Dropping Domestic Violence Charges in Colorado

Colorado’s domestic violence laws are severe and offenders are prosecuted to the maximum extent of the law. If you have been accused of domestic violence, the charge cannot be dropped even if the alleged victim doesn’t want to bring action against you, or even if the accusation is false.

Since Colorado assumes an unforgiving position toward this type of offense, you must stage a forceful defense right away. A competent domestic violence defense attorney can turn your charge around and bring your ordeal to a swift and favorable ending.

What is domestic violence?

According to CO Rev Stat § 18-6-800.3 (2017), domestic violence is:

“[A]n act or threatened act of violence upon a person with whom the actor is or has been involved in an intimate relationship. ‘Domestic violence’ also includes any other crime against a person, or against property, including an animal, or any municipal ordinance violation against a person, or against property, including an animal, when used as a method of coercion, control, punishment, intimidation, or revenge directed against a person with whom the actor is or has been involved in an intimate relationship.”

What is Colorado’s Mandatory Arrest and “No-Drop” Policy?

Colorado is a mandatory arrest state. If an officer believes that domestic violence was committed and has probable cause, they must arrest the suspected offender even if the victim refuses to press charges.

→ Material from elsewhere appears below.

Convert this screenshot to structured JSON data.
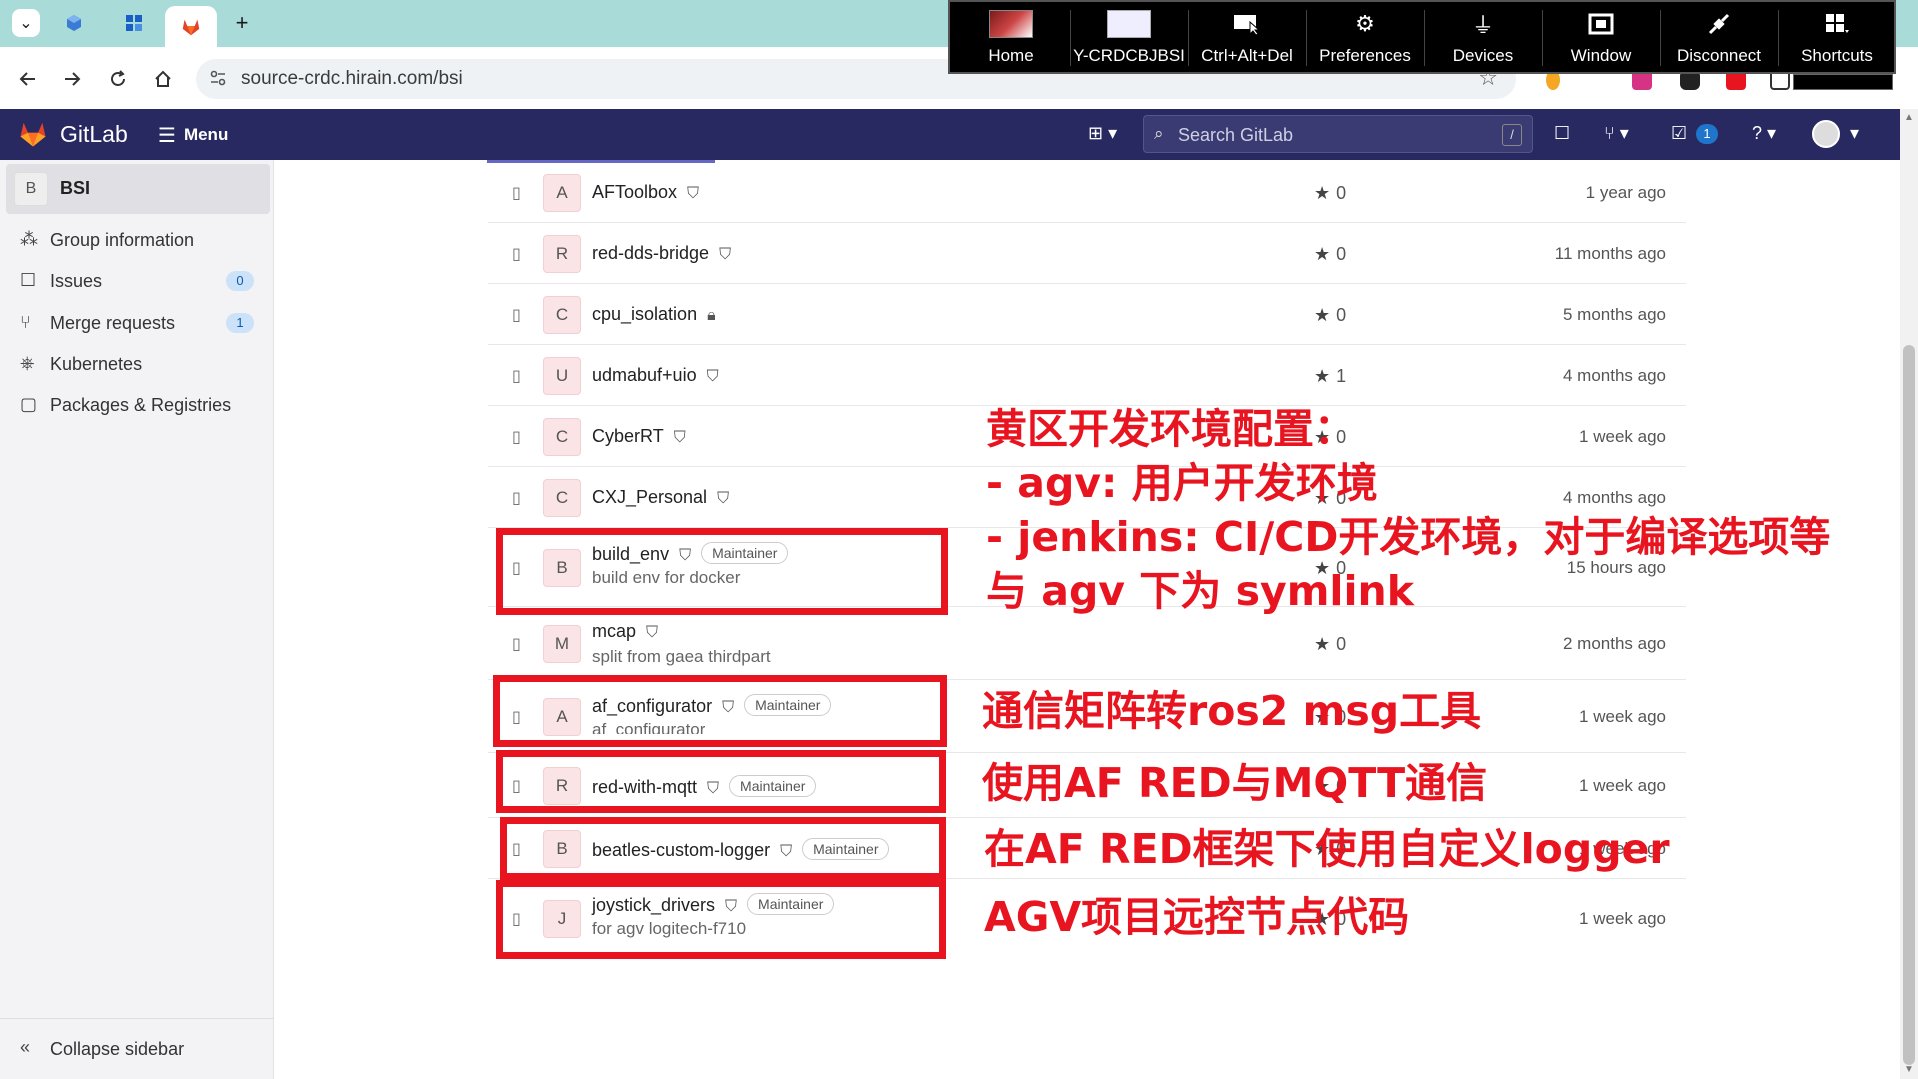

A victim cannot “drop” or dismiss the charges once the state becomes connected to the case through law enforcement. The persons involved have no control over whether the State takes the case to court or not.

Once the state prosecutors file the domestic violence charge, you will learn that Colorado adopts a “no-drop” policy in these cases. Prosecutors won’t drop domestic violence charges even at the request of your spouse, live-in partner, or an ex who accused you of the crime. They simply won’t consider that the two of you have decided to settle the matter amicably.

How Can I Defend Myself Against Domestic Violence Charges?

Prosecutors will be quick in charging you with domestic violence in Colorado and it will be tough to get the charges dropped. Prosecutors, however, have the power to dismiss domestic violence charges or reduce them to a lesser offense.

There is one instance that enables a prosecutor to drop your domestic violence charge. The prosecutor can have the charge dismissed only if they tell the judge that they do not have enough convincing and admissible proof that domestic violence was committed.

An experienced Colorado defense attorney can question, challenge, or attack the integrity and admissibility of the evidence presented, and make it difficult for prosecutors to go forward, leading to the dismissal of your domestic violence charges.

Prosecutors may drop a domestic violence case if:

1. There is insufficient evidence that the crime occurred

It is unlikely that prosecutors will be able to prove you guilty beyond reasonable doubt if:

  • There is no physical evidence of a heated argument
  • There are no witnesses who can credibly testify about what occurred
  • There is no video, records, documents, or other physical evidence of hostile action
  • There is no evidence or record of past acts, threats, arrests, or convictions

2. The evidence is in your favor

Document everything that occurred. The more records you have, the more support you may get for your side in what is often a “it’s your word against mine” situation. The person accused of domestic violence is, in many cases, actually the victim. Record in detail any injuries you sustained by taking photos right after the incident. Bruises, scratch marks, lacerations, and bite wounds are defensive injuries that may be adequate in deterring prosecutors from moving forward. The report of a medical examination can be very valuable.

3. The victim is uncooperative

Although an alleged domestic violence victim is not allowed to drop charges,

they are also not obliged to help prosecutors prove their case. A prosecutor can make progress without the alleged victim’s testimony. If a victim, however, changes their statement, withdraws their allegation, and has no credible recollection of the incident, this can strike a serious blow to the prosecutor’s ability to establish their case.

Contact Us

Domestic violence charges cannot be dropped in Colorado. Hire a domestic violence defense attorney without delay to build a credible case on your behalf.

Contact the law office of Goldman Law, LLC at (303) 656-9529 or email us through our contact form to schedule a consultation.

COVID-19 Update: We Are Open Learn More